Sigouin met Pite through her work with Kidd Pivot company members Tiffany Tregarthen and David Raymond. She was performing with their group, Out Innerspace Dance Theatre, while Pite served as a choreographic mentor for their 2016 work, Major Motion Picture. From this experience, Sigouin knew she could learn a lot from working with Pite and decided to approach her to be a mentor as part of her application for a British Columbia Arts Council Early Career Grant. Though Kidd Pivot doesn’t have a formal apprenticeship program, Pite invited her on board as the company’s seventh apprentice.

So far, Sigouin has followed Pite to Nederlands Dans Theater in The Hague (where she is an associate choreographer), to Paris Opera Ballet and to the Banff Centre for Arts and Creativity. She has served as a test subject for new movement, understudied Tregarthen and Cindy Salgado in the remount and tour of Betroffenheit, and participated in the creative residency and will join the world premiere tour for Kidd Pivot’s latest project, Revisor.

Renée Sigouin
Photo: Michael Slobodian

Sigouin grew up on a farm in Saskatchewan near Saskatoon, and her first exposure to the process of professional dance was with the Dare to Dance program supported by Dance Saskatchewan, which brought in choreographers and dancers to work together toward a public performance. One of those choreographers was Joshua Beamish, who she later apprenticed with in Vancouver.

Vancouver, where she moved in 2008, seemed like a good place to develop a dance career. After about a year, she was ready to go back to Saskatchewan, but then found out she would be dancing in the opening and closing ceremonies of the 2010 Vancouver Winter Olympic Games. It was also around this time that Tregarthen and Raymond asked her to audition for their training program, Modus Operandi, where she had the opportunity to perform works by several local choreographers. Her time with Modus was formative: “I gained a lot of tools for my own independent curiosity as a dance artist. I also learned to make my own movement and bring my own interests to whatever creative project I’m working on.”

During a week in the studio with Pite in the Netherlands to prepare for an NDT premiere, Partita for 8 Dancers, Sigouin helped to develop new movement sequences and was in awe of Pite’s work ethic. “She accumulates all of this material and keeps going, keeps editing and refining,” says Sigouin. “I took that lesson to keep going and keep adding layers.”

Working with the other dancers of Kidd Pivot has also been rewarding. “The dancers all have a deep physical practice that they’re always rigorously working on.” Sigouin has learned a lot about delving deeply into a role by observing the way they are continually adding to their characters in Betroffenheit. She finds it inspiring to see them working on their roles in such detail, adjusting a head tilt here or adding a new gesture there.

A typical work day begins with Sigouin warming up and taking class with the company before they split up into small groups or pairs to develop a sequence from the show they are currently developing or to work on remounting their individual parts. There is a great deal of delegation from Pite, says Sigouin, and everyone, including the designers and entire creative team, is always given something to work on. Pite keeps everyone on task and has clear direction, but, at the same time, Sigouin says, “She’s so generous. She knows how hard it is and what it takes to be a dancer.”

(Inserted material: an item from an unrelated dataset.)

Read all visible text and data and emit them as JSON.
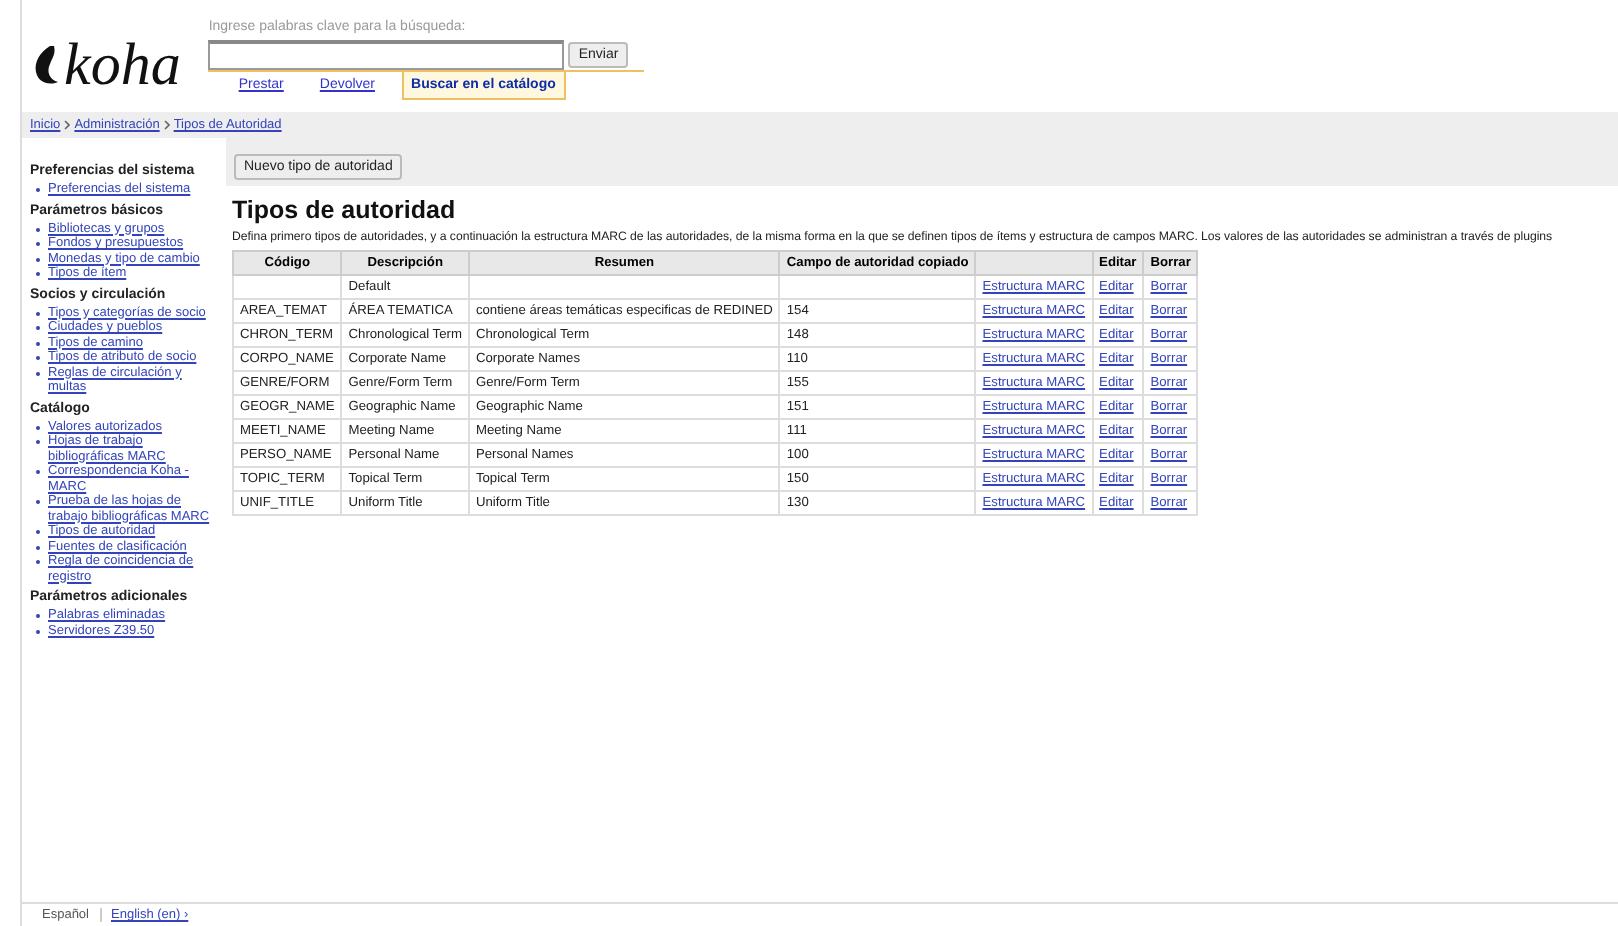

Renée Sigouin in Company 605’s Inheritor Album
Photo: David Cooper

Before lunch, the company regroups to review what they’ve been working on, and in the afternoon they continue with the same process of experimentation and development. “I sometimes find it really difficult to generate movement, but Crystal lets herself just create,” explains Sigouin. “She is comfortable being in the unknown and then taking time to edit and refine the movement. She comes with a few specific ideas and then the dancers work with her to create the movement.” They go through a process of improvising and movement generation before narrowing down to the essential elements that make up a piece.

Sigouin has danced with many local Vancouver groups, including Company 605 and Wen Wei Dance, and continues to perform with Out Innerspace, which is developing a piece to premiere in 2019. Balancing her time between her apprenticeship and her work with Out Innerspace has been relatively simple as Tregarthen and Raymond are also involved in both companies.

As part of her BC Arts Council Grant, Sigouin was given six weeks of studio time to work on her own choreography. She appreciated having the time to see where her creative impulses would lead and developed a 10-minute solo that she hopes to further refine and perform.

Whether working on her own or collaborating with others, Sigouin enjoys exploring the way our bodies create meaning through dance. As she says, “I always feel like there’s some type of poetry conveyed in the body.”


Renée Sigouin in Out Innerspace Dance Theatre’s Major Motion Picture
Photo: Courtesy of Out Innerspace Dance Theatre